This is not to say that one was safe merely because one made it across the threshold within 15 minutes. Heavens, no. Places in house were also infested with Monsters! It never seemed to occur to any of us at the time… but why were we dashing home at breakneck speed to avoid being on the Monster Menu when all the while there were Monsters in the basement and in the bedroom closet of the very places to which we were running?

The Rules vary according to the needs and circumstances of the child/potential victim. For example, at night when lying directly over the Monster Under the Bed, one is safe provided however that one does not peek over the edge and check under the bed. The Rules provide that eye-contact with most Monsters allows them to attack.

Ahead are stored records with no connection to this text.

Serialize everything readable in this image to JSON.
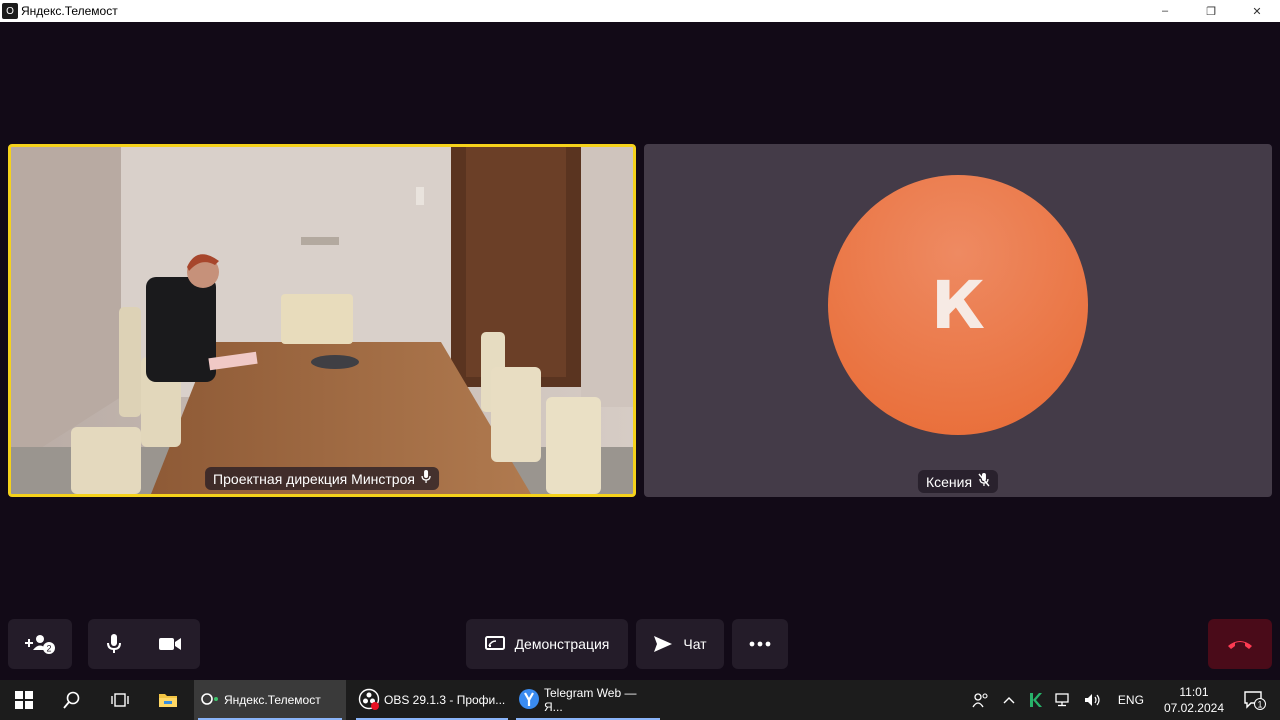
{
  "window": {
    "title": "Яндекс.Телемост",
    "buttons": [
      "–",
      "❐",
      "✕"
    ]
  },
  "participants": [
    {
      "name": "Проектная дирекция Минстроя",
      "mic": "on",
      "active_speaker": true
    },
    {
      "name": "Ксения",
      "mic": "muted",
      "avatar_letter": "К",
      "avatar_color": "#e8743f"
    }
  ],
  "controls": {
    "invite_badge": "2",
    "screen_share_label": "Демонстрация",
    "chat_label": "Чат"
  },
  "colors": {
    "background": "#120a17",
    "active_border": "#f5d21b",
    "control_bg": "#241c29",
    "hangup_bg": "#4a0b19",
    "hangup_icon": "#ff3b52"
  },
  "taskbar": {
    "apps": [
      {
        "label": "Яндекс.Телемост",
        "active": true
      },
      {
        "label": "OBS 29.1.3 - Профи...",
        "active": false
      },
      {
        "label": "Telegram Web — Я...",
        "active": false
      }
    ],
    "tray": {
      "language": "ENG",
      "time": "11:01",
      "date": "07.02.2024",
      "notification_count": "1"
    }
  }
}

This Rule even works when, tucked in and lying on your side, you know that there is a Monster in Bed with you, right behind you, teeth bared and claws distended, just ready to slash and tear. No matter how much the Monster in Bed is dying to pounce, it is powerless… as long as you do not look over your shoulder.

The “See the Monster” Rules do not, however, apply to The Thing in The Bedroom Closet. You can stare at it all night and it is more than content to stare right back with full shadowy malevolence. The fact that you are looking at it and seeing it is all part of its power… its weaponry. Just knowing it is there is enough to scare you. You are otherwise quiet safe… even if you look at it… because it won’t attack you. It doesn’t have to. That’s not what it’s there for.

Thank goodness, Monsters are bound, as always, by The Monster Rules.

At least… they were when I was a kid…